Toy makers in the U.S. are watching the developments ahead cautiously as a result of weak consumer confidence. Forecasts for November and December holiday season suggest sales growth of 2.4%, below last year's 3%, according to ShopperTrak estimates. This is because of faltering consumer confidence prior to the all-important holiday season.
The indicators from the third-quarter report suggest that sales from international regions can offset weak domestic demand heading into the holidays. Hasbro remains upbeat about the upcoming holiday season -- the busiest period for toy makers.
According to Hasbro's President and CEO Brian Goldner,
Our brand initiatives for holiday 2013 are resonating with consumers and retailers globally as we enter the all important fourth quarter. In addition to our innovative holiday launches, our expanded presence in faster growing geographies is delivering growth.
Hasbro has a strong relationship with Disney, and this should help the company going forward. It has already extended its deal for Marvel and Star Wars, an extension that gives Hasbro exclusive rights through the year 2020 to use these franchises for making toys. With a brand new Star Wars trilogy coming, Hasbro could enjoy more tailwinds. Needham & Co. analyst Sean McGowan is of the opinion that the boys category will turn around. Hasbro will be making toys for movies like Transformers and Spider-Man in 2014 and Star Wars the year after that .
Mattel going international as well
For Mattel, the largest toy maker in the U.S., better sales of American Girl, Barbie and Monster High helped it top third-quarter forecasts, raising management's expectations for the upcoming holiday period. Mattel said that retailers have been managing store inventories tightly as the holiday season approaches, but they are optimistic about the biggest time of year for toy makers – the holiday season.
"I am pleased with where we are, as we head into the holiday season," Mattel CEO Bryan Stockton said. "On the sales side, we grew revenue in every region of the world."
The better-than-expected third quarter results of Mattel were on the back of strong performance in different regions and segments. It posted an increase of 6.2% in revenue from last year to $2.2 billion, beating the consensus estimate by a margin of 2.3%.
Just like Hasbro, Mattel's performance in the international markets was far better than in the domestic market, which reflects the tough retail environment in the U.S. In addition, flat sales from the Fisher-Price brand are also a cause for concern.
With a higher top line offsetting higher cost of sales, Mattel's gross margin expanded 10 basis points to 53.8%, and its operating margin increased 40 basis points to 23.9%. As a result, Mattel earned $1.16 per share without considering the $0.05 per share tax benefit. This was 11.5% higher than the year-ago quarter's earnings of $1.04.
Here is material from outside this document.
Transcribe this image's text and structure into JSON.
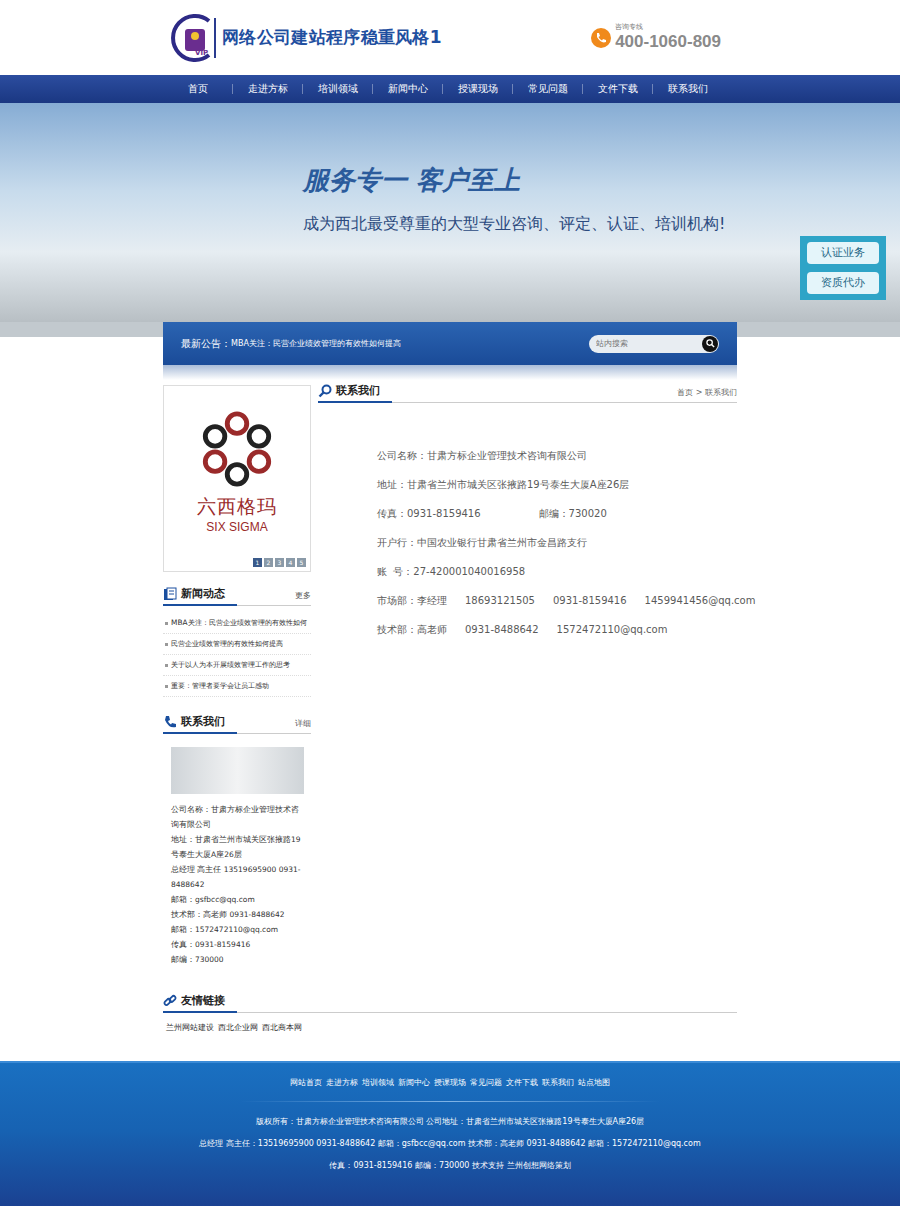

Mattel is looking to increase revenue further. That's the reason why it is exporting its American Girl brand. Mattel will open two in-store shops in Canada's largest book store chain -- Indigo Books & Music -- next year. Management believes that there is strong demand for the American Girl brand in Canada and there's good long-term growth opportunity in the country. Moreover, the company is willing to take this brand to more locations internationally.
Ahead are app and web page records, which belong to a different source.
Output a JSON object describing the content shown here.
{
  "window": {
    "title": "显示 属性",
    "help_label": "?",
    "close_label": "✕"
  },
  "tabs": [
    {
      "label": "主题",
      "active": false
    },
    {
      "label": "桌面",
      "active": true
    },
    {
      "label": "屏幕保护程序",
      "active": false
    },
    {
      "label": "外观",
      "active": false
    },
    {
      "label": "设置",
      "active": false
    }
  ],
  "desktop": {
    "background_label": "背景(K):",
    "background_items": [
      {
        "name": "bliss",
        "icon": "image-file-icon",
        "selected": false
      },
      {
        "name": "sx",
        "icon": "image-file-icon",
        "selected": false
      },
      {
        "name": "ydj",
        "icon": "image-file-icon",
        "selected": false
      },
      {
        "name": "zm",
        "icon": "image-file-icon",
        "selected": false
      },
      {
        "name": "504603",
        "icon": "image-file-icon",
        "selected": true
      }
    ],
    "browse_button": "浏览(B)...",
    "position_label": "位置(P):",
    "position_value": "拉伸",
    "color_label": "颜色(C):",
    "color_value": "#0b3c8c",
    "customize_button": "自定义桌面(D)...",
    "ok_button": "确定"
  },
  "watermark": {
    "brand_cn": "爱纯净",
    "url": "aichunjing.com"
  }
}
Both Mattel and Hasbro are looking good for the future as they expand their presences globally. Hasbro's strong franchises such as Transformers and Star Wars and its tie up with Disney are positives. On the other hand, Mattel looks to take its American Girl brand, which accounts for 11% of its profit, global. As Mattel takes its brands to more countries, investors can expect more growth.
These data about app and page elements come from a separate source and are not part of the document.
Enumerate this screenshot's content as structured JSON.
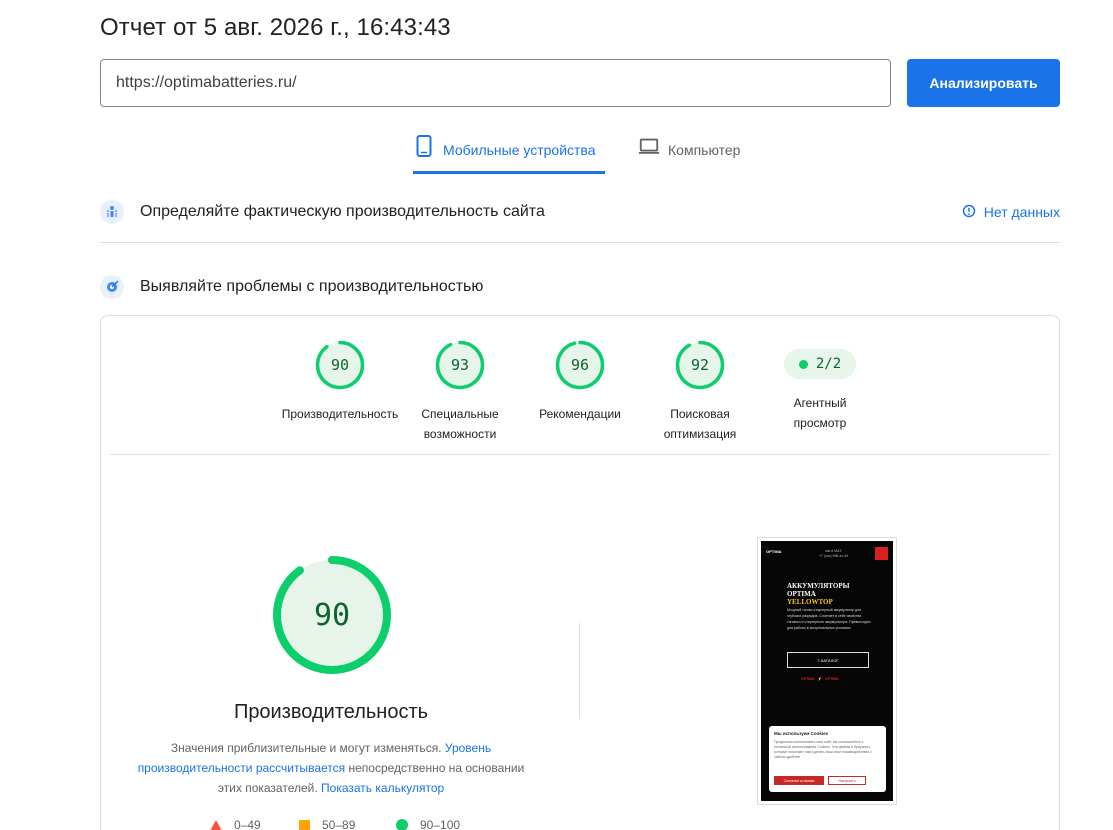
{
  "header": {
    "report_title": "Отчет от 5 авг. 2026 г., 16:43:43",
    "url_value": "https://optimabatteries.ru/",
    "analyze_label": "Анализировать"
  },
  "tabs": [
    {
      "label": "Мобильные устройства",
      "icon": "smartphone-icon",
      "active": true
    },
    {
      "label": "Компьютер",
      "icon": "laptop-icon",
      "active": false
    }
  ],
  "sections": {
    "field_data": {
      "title": "Определяйте фактическую производительность сайта",
      "icon": "users-icon",
      "status": "Нет данных",
      "status_icon": "info-icon"
    },
    "lab_data": {
      "title": "Выявляйте проблемы с производительностью",
      "icon": "lighthouse-icon"
    }
  },
  "scores": [
    {
      "value": 90,
      "display": "90",
      "label_line1": "Производительность",
      "label_line2": ""
    },
    {
      "value": 93,
      "display": "93",
      "label_line1": "Специальные",
      "label_line2": "возможности"
    },
    {
      "value": 96,
      "display": "96",
      "label_line1": "Рекомендации",
      "label_line2": ""
    },
    {
      "value": 92,
      "display": "92",
      "label_line1": "Поисковая",
      "label_line2": "оптимизация"
    }
  ],
  "agent": {
    "value": "2/2",
    "label_line1": "Агентный",
    "label_line2": "просмотр"
  },
  "performance": {
    "score": 90,
    "display": "90",
    "title": "Производительность",
    "desc_prefix": "Значения приблизительные и могут изменяться.",
    "desc_link1": "Уровень производительности рассчитывается",
    "desc_middle": "непосредственно на основании этих показателей.",
    "desc_link2": "Показать калькулятор"
  },
  "legend": [
    {
      "range": "0–49",
      "shape": "triangle",
      "color": "#ff4e42"
    },
    {
      "range": "50–89",
      "shape": "square",
      "color": "#ffa400"
    },
    {
      "range": "90–100",
      "shape": "circle",
      "color": "#0cce6b"
    }
  ],
  "colors": {
    "accent": "#1a73e8",
    "pass": "#0cce6b",
    "pass_fill": "#e6f4ea",
    "pass_text": "#0d652d"
  },
  "screenshot": {
    "logo": "OPTIMA",
    "phone_line1": "мы в MAX",
    "phone_line2": "+7 (xxx) 998-xx-44",
    "headline1": "АККУМУЛЯТОРЫ",
    "headline2": "OPTIMA",
    "headline3": "YELLOWTOP",
    "text": "Мощный тягово-стартерный аккумулятор для глубоких разрядов. Сочетает в себе свойства тягового и стартерного аккумулятора. Превосходно для работы в экстремальных условиях",
    "catalog_label": "≡ КАТАЛОГ",
    "brands": "OPTIMA · ⚡ · OPTIMA",
    "cookie_title": "Мы используем Cookies",
    "cookie_text": "Продолжая использовать наш сайт, вы соглашаетесь с политикой использования Cookies. Эти файлы и браузеры, которые помогают нам сделать ваш опыт взаимодействия с сайтом удобнее",
    "cookie_accept": "Согласен со всеми",
    "cookie_configure": "Настроить"
  }
}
Fool contributor Prabhat Sandheliya has no position in any stocks mentioned. The Motley Fool recommends Hasbro, Mattel, and Walt Disney. The Motley Fool owns shares of Hasbro and Walt Disney. Try any of our Foolish newsletter services free for 30 days. We Fools may not all hold the same opinions, but we all believe that considering a diverse range of insights makes us better investors. The Motley Fool has a disclosure policy.